Darpa Has Seen the Future of Computing … and It’s Analog
How would non-digital chips work? Darpa paints a picture. Image: Darpa
By definition, a computer is a machine that processes and stores data as ones and zeroes. But the U.S. Department of Defense wants to tear up that definition and start from scratch.
Through its Defense Advanced Research Projects Agency (Darpa), the DoD is funding a new program called UPSIDE, short for Unconventional Processing of Signals for Intelligent Data Exploitation. Basically, the program will investigate a brand-new way of doing computing without the digital processors that have come to define computing as we know it.

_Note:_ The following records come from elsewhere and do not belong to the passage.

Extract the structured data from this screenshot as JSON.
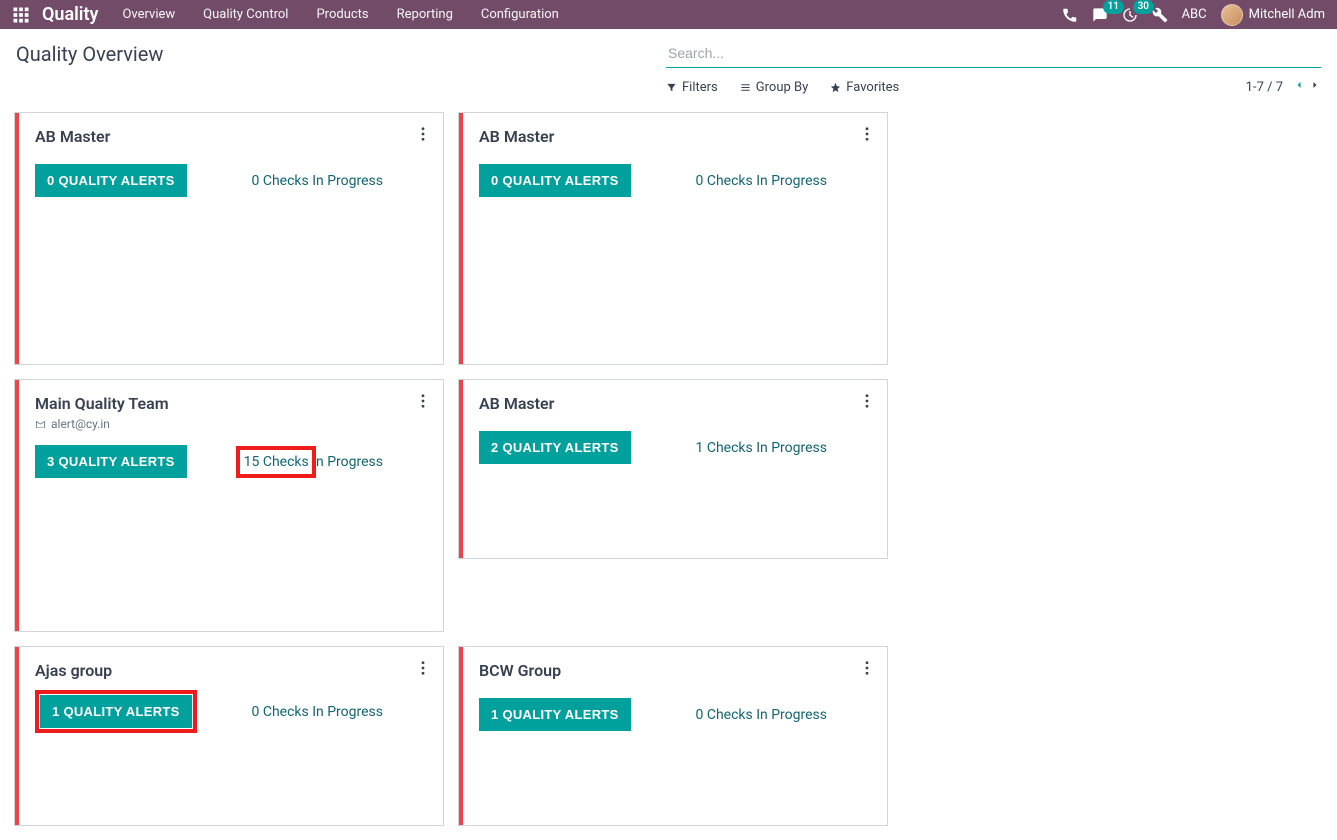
{
  "header": {
    "app_title": "Quality",
    "menu": [
      "Overview",
      "Quality Control",
      "Products",
      "Reporting",
      "Configuration"
    ],
    "messages_badge": "11",
    "activities_badge": "30",
    "company": "ABC",
    "user": "Mitchell Adm"
  },
  "control": {
    "page_title": "Quality Overview",
    "search_placeholder": "Search...",
    "filters_label": "Filters",
    "groupby_label": "Group By",
    "favorites_label": "Favorites",
    "pager": "1-7 / 7"
  },
  "cards": [
    {
      "title": "AB Master",
      "alerts": "0 QUALITY ALERTS",
      "checks": "0 Checks In Progress",
      "email": null,
      "highlight_alerts": false,
      "highlight_checks": false
    },
    {
      "title": "AB Master",
      "alerts": "0 QUALITY ALERTS",
      "checks": "0 Checks In Progress",
      "email": null,
      "highlight_alerts": false,
      "highlight_checks": false
    },
    {
      "title": "Main Quality Team",
      "alerts": "3 QUALITY ALERTS",
      "checks": "15 Checks In Progress",
      "email": "alert@cy.in",
      "highlight_alerts": false,
      "highlight_checks": true
    },
    {
      "title": "AB Master",
      "alerts": "2 QUALITY ALERTS",
      "checks": "1 Checks In Progress",
      "email": null,
      "highlight_alerts": false,
      "highlight_checks": false
    },
    {
      "title": "Ajas group",
      "alerts": "1 QUALITY ALERTS",
      "checks": "0 Checks In Progress",
      "email": null,
      "highlight_alerts": true,
      "highlight_checks": false
    },
    {
      "title": "BCW Group",
      "alerts": "1 QUALITY ALERTS",
      "checks": "0 Checks In Progress",
      "email": null,
      "highlight_alerts": false,
      "highlight_checks": false
    }
  ]
}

The aim is to build computer chips that are a whole lot more power-efficient than today’s processors — even if they make mistakes every now and then.

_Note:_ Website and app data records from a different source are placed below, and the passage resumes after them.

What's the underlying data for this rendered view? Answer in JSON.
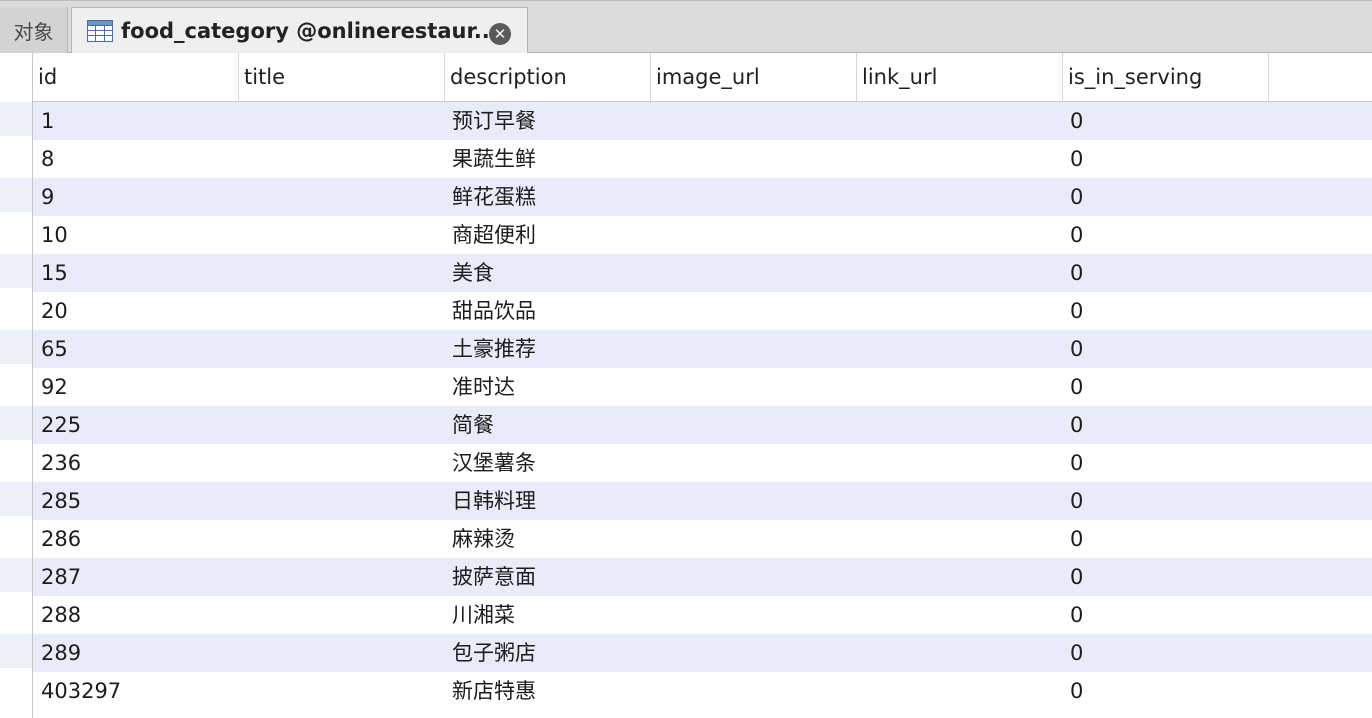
{
  "tabs": {
    "objects_label": "对象",
    "active_label": "food_category @onlinerestaur...",
    "table_icon": "table-icon",
    "close_icon": "close-icon"
  },
  "table": {
    "columns": [
      "id",
      "title",
      "description",
      "image_url",
      "link_url",
      "is_in_serving"
    ],
    "rows": [
      {
        "id": "1",
        "title": "",
        "description": "预订早餐",
        "image_url": "",
        "link_url": "",
        "is_in_serving": "0"
      },
      {
        "id": "8",
        "title": "",
        "description": "果蔬生鲜",
        "image_url": "",
        "link_url": "",
        "is_in_serving": "0"
      },
      {
        "id": "9",
        "title": "",
        "description": "鲜花蛋糕",
        "image_url": "",
        "link_url": "",
        "is_in_serving": "0"
      },
      {
        "id": "10",
        "title": "",
        "description": "商超便利",
        "image_url": "",
        "link_url": "",
        "is_in_serving": "0"
      },
      {
        "id": "15",
        "title": "",
        "description": "美食",
        "image_url": "",
        "link_url": "",
        "is_in_serving": "0"
      },
      {
        "id": "20",
        "title": "",
        "description": "甜品饮品",
        "image_url": "",
        "link_url": "",
        "is_in_serving": "0"
      },
      {
        "id": "65",
        "title": "",
        "description": "土豪推荐",
        "image_url": "",
        "link_url": "",
        "is_in_serving": "0"
      },
      {
        "id": "92",
        "title": "",
        "description": "准时达",
        "image_url": "",
        "link_url": "",
        "is_in_serving": "0"
      },
      {
        "id": "225",
        "title": "",
        "description": "简餐",
        "image_url": "",
        "link_url": "",
        "is_in_serving": "0"
      },
      {
        "id": "236",
        "title": "",
        "description": "汉堡薯条",
        "image_url": "",
        "link_url": "",
        "is_in_serving": "0"
      },
      {
        "id": "285",
        "title": "",
        "description": "日韩料理",
        "image_url": "",
        "link_url": "",
        "is_in_serving": "0"
      },
      {
        "id": "286",
        "title": "",
        "description": "麻辣烫",
        "image_url": "",
        "link_url": "",
        "is_in_serving": "0"
      },
      {
        "id": "287",
        "title": "",
        "description": "披萨意面",
        "image_url": "",
        "link_url": "",
        "is_in_serving": "0"
      },
      {
        "id": "288",
        "title": "",
        "description": "川湘菜",
        "image_url": "",
        "link_url": "",
        "is_in_serving": "0"
      },
      {
        "id": "289",
        "title": "",
        "description": "包子粥店",
        "image_url": "",
        "link_url": "",
        "is_in_serving": "0"
      },
      {
        "id": "403297",
        "title": "",
        "description": "新店特惠",
        "image_url": "",
        "link_url": "",
        "is_in_serving": "0"
      }
    ]
  },
  "colors": {
    "row_stripe": "#e9ecf8",
    "tabbar_bg": "#dcdcdc",
    "active_tab_bg": "#efefef"
  }
}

The way Darpa sees it, today’s computers — especially those used by mobile spy cameras in drones and helicopters that have to do a lot of image processing — are starting to hit a dead end. The problem isn’t processing. It’s power, says Daniel Hammerstrom, the Darpa program manager behind UPSIDE. And it’s been brewing for more than a decade.